Undersea gas fires Egypt’s regional energy dreams
Newly discovered gas reserves give Egyptian economy a boost; petrochemicals to follow up Egypt is looking to use its vast, newly tapped undersea gas reserves to establish itself as a key energy exporter and revive its flagging economy. Encouraged by the discovery of huge natural gasfields in the Mediterranean, Cairo has in recent months signed gas deals with neighbouring Israel as well as Cyprus and Greece. Former oil minister Osama Kamal said Egypt has a “plan to become a regional energy hub”. In the past year, gas has started flowing from four major fields off Egypt’s Mediterranean coast, including the vast Zohr field, inaugurated with great ceremony by President Abdul Fattah Al Sissi. Discovered in 2015 by Italian energy giant Eni, Zohr is the biggest gasfield so far found in Egyptian waters. The immediate upshot has been that since September, the Arab world’s most populous country has been able to halt imports of liquefied natural gas (LNG), which last year cost it some $220 million (Dh808 million) per month. Economic pipeline Coming after a financial crisis that pushed Cairo in 2016 to take a $12 billion loan from the International Monetary Fund (IMF), the gas has proved a lifeline. Egypt’s budget deficit, which hit a record 103 per cent of GDP in the financial year 2016-17, has since fallen to 93 per cent. Gas production has now hit 184 million cubic metres a day. Having met its own needs, Cairo is looking to kick-start exports and extend its regional influence. It has signed deals to import gas from neighbouring countries for liquefaction at installations on its Mediterranean coast, ready for re-export to Europe. In September, Egypt signed a deal with Cyprus to build a pipeline to pump Cypriot gas hundreds of kilometres to Egypt for processing, before being exported to Europe. That came amid tensions between Egypt and Turkey — which has supported the Muslim Brotherhood, seen by Cairo as a terrorist organisation, and has troops in breakaway northern Cyprus. In February, Egypt — the only Arab state apart from Jordan to have a peace deal with Israel — inked an agreement to import gas from the latter’s Tamar and Leviathan reservoirs.
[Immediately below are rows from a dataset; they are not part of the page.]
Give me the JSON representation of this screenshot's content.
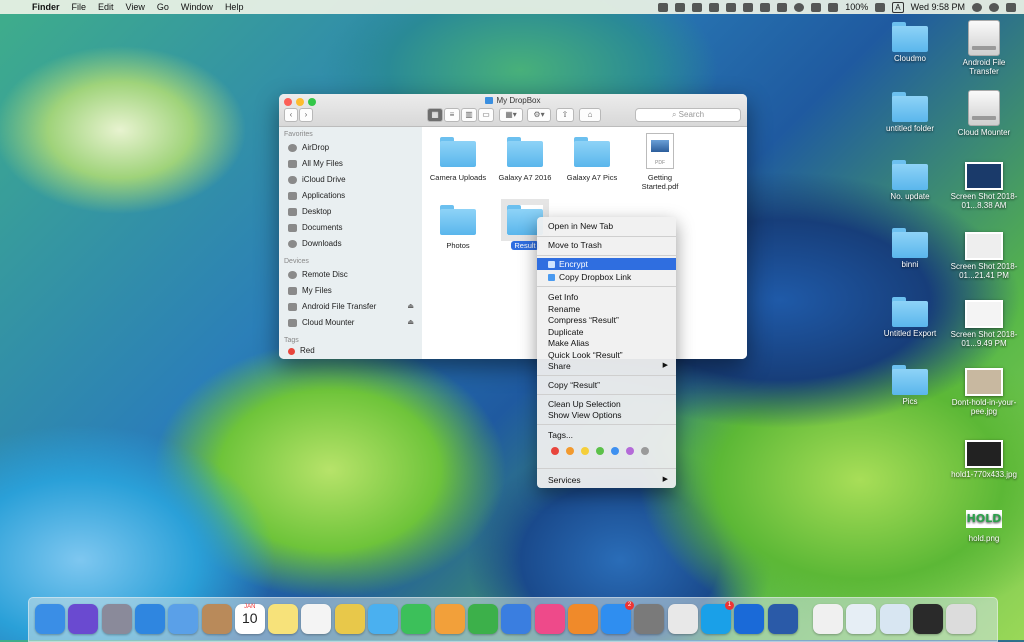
{
  "menubar": {
    "apple": "",
    "items": [
      "Finder",
      "File",
      "Edit",
      "View",
      "Go",
      "Window",
      "Help"
    ],
    "battery": "100%",
    "clock": "Wed 9:58 PM",
    "input_source": "A"
  },
  "desktop": {
    "icons": [
      {
        "label": "Cloudmo",
        "kind": "folder"
      },
      {
        "label": "Android File Transfer",
        "kind": "drive"
      },
      {
        "label": "untitled folder",
        "kind": "folder"
      },
      {
        "label": "Cloud Mounter",
        "kind": "drive"
      },
      {
        "label": "No. update",
        "kind": "folder"
      },
      {
        "label": "Screen Shot 2018-01...8.38 AM",
        "kind": "shot"
      },
      {
        "label": "binni",
        "kind": "folder"
      },
      {
        "label": "Screen Shot 2018-01...21.41 PM",
        "kind": "shot"
      },
      {
        "label": "Untitled Export",
        "kind": "folder"
      },
      {
        "label": "Screen Shot 2018-01...9.49 PM",
        "kind": "shot"
      },
      {
        "label": "Pics",
        "kind": "folder"
      },
      {
        "label": "Dont-hold-in-your-pee.jpg",
        "kind": "shot"
      },
      {
        "label": "hold1-770x433.jpg",
        "kind": "shot"
      },
      {
        "label": "hold.png",
        "kind": "hold"
      }
    ],
    "hold_logo_text": "HOLD"
  },
  "finder": {
    "title": "My DropBox",
    "search_placeholder": "Search",
    "sidebar": {
      "favorites_header": "Favorites",
      "favorites": [
        "AirDrop",
        "All My Files",
        "iCloud Drive",
        "Applications",
        "Desktop",
        "Documents",
        "Downloads"
      ],
      "devices_header": "Devices",
      "devices": [
        "Remote Disc",
        "My Files",
        "Android File Transfer",
        "Cloud Mounter"
      ],
      "eject": "⏏",
      "tags_header": "Tags",
      "tags": [
        "Red"
      ]
    },
    "files": [
      {
        "name": "Camera Uploads",
        "kind": "folder"
      },
      {
        "name": "Galaxy A7 2016",
        "kind": "folder"
      },
      {
        "name": "Galaxy A7 Pics",
        "kind": "folder"
      },
      {
        "name": "Getting Started.pdf",
        "kind": "pdf"
      },
      {
        "name": "Photos",
        "kind": "folder"
      },
      {
        "name": "Result",
        "kind": "folder",
        "selected": true
      }
    ],
    "pdf_label": "PDF"
  },
  "context_menu": {
    "items": {
      "open_new_tab": "Open in New Tab",
      "move_trash": "Move to Trash",
      "encrypt": "Encrypt",
      "copy_dropbox_link": "Copy Dropbox Link",
      "get_info": "Get Info",
      "rename": "Rename",
      "compress": "Compress “Result”",
      "duplicate": "Duplicate",
      "make_alias": "Make Alias",
      "quick_look": "Quick Look “Result”",
      "share": "Share",
      "copy": "Copy “Result”",
      "clean_up": "Clean Up Selection",
      "show_view_options": "Show View Options",
      "tags": "Tags...",
      "services": "Services"
    },
    "submenu_arrow": "▶",
    "tag_colors": [
      "#e8453c",
      "#f29a2e",
      "#f5cf3a",
      "#5cc14a",
      "#3e90f0",
      "#b46ad8",
      "#9a9a9a"
    ]
  },
  "dock": {
    "calendar_day": "10",
    "calendar_month": "JAN",
    "badges": {
      "app_store": "2",
      "skype": "1"
    },
    "apps": [
      {
        "name": "finder",
        "color": "#3a8ee6"
      },
      {
        "name": "siri",
        "color": "#6a4ad0"
      },
      {
        "name": "launchpad",
        "color": "#8a8a9a"
      },
      {
        "name": "safari",
        "color": "#2f86e0"
      },
      {
        "name": "mail",
        "color": "#5aa0e8"
      },
      {
        "name": "contacts",
        "color": "#b98a5a"
      },
      {
        "name": "calendar",
        "color": "#ffffff"
      },
      {
        "name": "notes",
        "color": "#f7e27a"
      },
      {
        "name": "reminders",
        "color": "#f4f4f4"
      },
      {
        "name": "photos",
        "color": "#e8c84a"
      },
      {
        "name": "messages",
        "color": "#4ab0f0"
      },
      {
        "name": "facetime",
        "color": "#3cc05a"
      },
      {
        "name": "pages",
        "color": "#f2a03a"
      },
      {
        "name": "numbers",
        "color": "#3cb04a"
      },
      {
        "name": "keynote",
        "color": "#3a7ee0"
      },
      {
        "name": "itunes",
        "color": "#ee4a8a"
      },
      {
        "name": "ibooks",
        "color": "#f08a2a"
      },
      {
        "name": "app-store",
        "color": "#2f8ef0"
      },
      {
        "name": "system-preferences",
        "color": "#7a7a7a"
      },
      {
        "name": "chrome",
        "color": "#e8e8e8"
      },
      {
        "name": "skype",
        "color": "#1aa0e8"
      },
      {
        "name": "teamviewer",
        "color": "#1a6ad8"
      },
      {
        "name": "word",
        "color": "#2a5aa8"
      },
      {
        "name": "document",
        "color": "#f0f0f0"
      },
      {
        "name": "stack-1",
        "color": "#e6eef5"
      },
      {
        "name": "stack-2",
        "color": "#d8e6f2"
      },
      {
        "name": "stack-3",
        "color": "#2a2a2a"
      },
      {
        "name": "trash",
        "color": "#dcdcdc"
      }
    ]
  }
}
A US-Israeli consortium leading the development of Israel’s offshore gas reserves in September announced it would buy part of a disused pipeline connecting the Israeli coastal city of Ashqelon with the northern Sinai Peninsula. That would bypass a land pipeline across the Sinai that was repeatedly targeted by jihadists in 2011 and 2012. The $15-billion deal will see some 64 billion cubic metres of gas pumped in from the Israeli fields over 10 years. Independent news website Mada Masr reported that Egypt’s General Intelligence Service is the majority shareholder in East Gas, which will earn the largest part of the profits from the import of Israeli gas and its resale to the Egyptian state. Kamal said he sees “no problem” in that, adding that the agency has held a majority stake in the firm since 2003. “That guarantees the protection of Egyptian interests,” he said. Ezzat Abdul Aziz, former president of the Egyptian Atomic Energy Agency, said the projects were “of vital importance for Egypt” and would have direct returns for the Egyptian economy. They “confirm the strategic importance of Egypt and allow it to take advantage of its location between producing countries in the east and consuming countries of the West”, he said. Expanding energy ambitions The Egyptian state is also hoping to rake in billions of dollars in revenues from petro-chemicals. Its regional energy ambitions are “not limited to the natural gas sector, but also involve major projects in the petroleum and petrochemical sectors,” said former oil minister Kamal. Minister of Petroleum and Mineral Resources Tarek Al Molla recently announced a deal to expand the Midor refinery in the Egyptian capital, to boost its output by some 60 per cent. On top of that, the new Mostorod refinery in northern Cairo is set to produce 4.4 million tonnes of petroleum products a year after it comes online by next May, according to Ahmad Heikal, president of Egyptian investment firm Citadel Capital. That alone will save the state $2 billion a year on petrochemical imports, which last year cost it some $5.2 billion. Egypt is also investing in a processing plant on the Red Sea that could produce some four million tonnes of petro-products a year as well as creating 3,000 jobs in a country where unemployment is rife.